+++ Exercise material
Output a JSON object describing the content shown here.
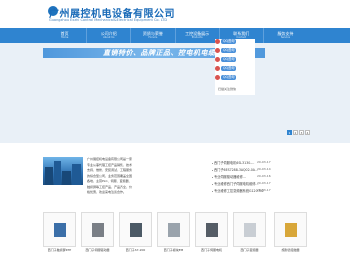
{
  "header": {
    "title": "广州展控机电设备有限公司",
    "subtitle": "Guangzhou Exzhi Control Mechanical&Electrical Equipment Co. LTD"
  },
  "nav": [
    {
      "zh": "首页",
      "en": "Home"
    },
    {
      "zh": "公司介绍",
      "en": "About Us"
    },
    {
      "zh": "资质与荣誉",
      "en": "Honors"
    },
    {
      "zh": "工控设备展示",
      "en": "Products"
    },
    {
      "zh": "联系我们",
      "en": "Contact"
    },
    {
      "zh": "服务支持",
      "en": "Service"
    }
  ],
  "banner": {
    "text": "直销特价、品牌正品、控电机电缆"
  },
  "qq": {
    "buttons": [
      "QQ咨询",
      "QQ咨询",
      "QQ咨询",
      "QQ咨询",
      "QQ咨询"
    ],
    "title": "扫描关注微信"
  },
  "pager": [
    "1",
    "2",
    "3",
    "4"
  ],
  "about": {
    "paragraph": "广州展控机电设备有限公司是一家专业从事代理工控产品销售、技术支持、维修、安装调试、工程服务的综合型公司，业务范围覆盖全国各地，主营PLC、伺服、变频器、触摸屏等工控产品，产品齐全，价格优惠，欢迎来电洽谈合作。"
  },
  "news": [
    {
      "title": "西门子伺服电机6SL3130-...",
      "date": "20-03-17"
    },
    {
      "title": "西门子6ES7288-3AQ02-0A...",
      "date": "20-03-14"
    },
    {
      "title": "专业伺服驱动器维修...",
      "date": "20-03-16"
    },
    {
      "title": "专业维修西门子伺服电机维修...",
      "date": "20-03-17"
    },
    {
      "title": "专业维修工控变频器系统G120-RI2",
      "date": "20-03-17"
    }
  ],
  "products": [
    {
      "caption": "西门子触摸屏KTP"
    },
    {
      "caption": "西门子伺服驱动器"
    },
    {
      "caption": "西门子S7-200"
    },
    {
      "caption": "西门子模块EM"
    },
    {
      "caption": "西门子伺服电机"
    },
    {
      "caption": "西门子变频器"
    },
    {
      "caption": "施耐德接触器"
    },
    {
      "caption": "西门子PLC"
    }
  ],
  "colors": {
    "brand": "#1a6bb8",
    "nav": "#2f84d0",
    "banner_bg": "#e9f0f7"
  }
}
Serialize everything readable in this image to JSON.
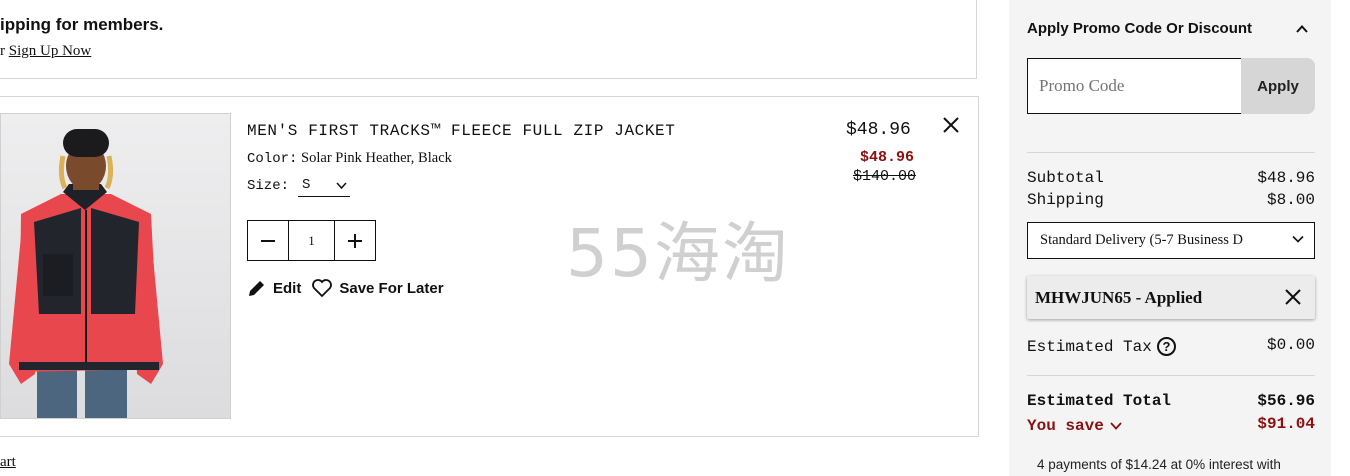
{
  "banner": {
    "title": "ipping for members.",
    "sub_prefix": "r",
    "sign_up_link": "Sign Up Now"
  },
  "product": {
    "name": "MEN'S FIRST TRACKS™ FLEECE FULL ZIP JACKET",
    "color_label": "Color:",
    "color_value": "Solar Pink Heather, Black",
    "size_label": "Size:",
    "size_value": "S",
    "quantity": "1",
    "edit_label": "Edit",
    "save_later_label": "Save For Later",
    "price": "$48.96",
    "sale_price": "$48.96",
    "original_price": "$140.00"
  },
  "watermark": "55海淘",
  "cart_link": "art",
  "summary": {
    "promo_title": "Apply Promo Code Or Discount",
    "promo_placeholder": "Promo Code",
    "apply_label": "Apply",
    "subtotal_label": "Subtotal",
    "subtotal_value": "$48.96",
    "shipping_label": "Shipping",
    "shipping_value": "$8.00",
    "shipping_option": "Standard Delivery (5-7 Business D",
    "coupon_text": "MHWJUN65 - Applied",
    "tax_label": "Estimated Tax",
    "tax_value": "$0.00",
    "total_label": "Estimated Total",
    "total_value": "$56.96",
    "you_save_label": "You save",
    "you_save_value": "$91.04",
    "installments": "4 payments of $14.24 at 0% interest with"
  },
  "colors": {
    "sale_red": "#8a1111",
    "sidebar_bg": "#f4f4f4",
    "apply_bg": "#d6d6d6"
  }
}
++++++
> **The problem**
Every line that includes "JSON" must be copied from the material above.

> **Completed task**
Output a JSON object describing the content shown here.
Serialize everything readable in this image to JSON.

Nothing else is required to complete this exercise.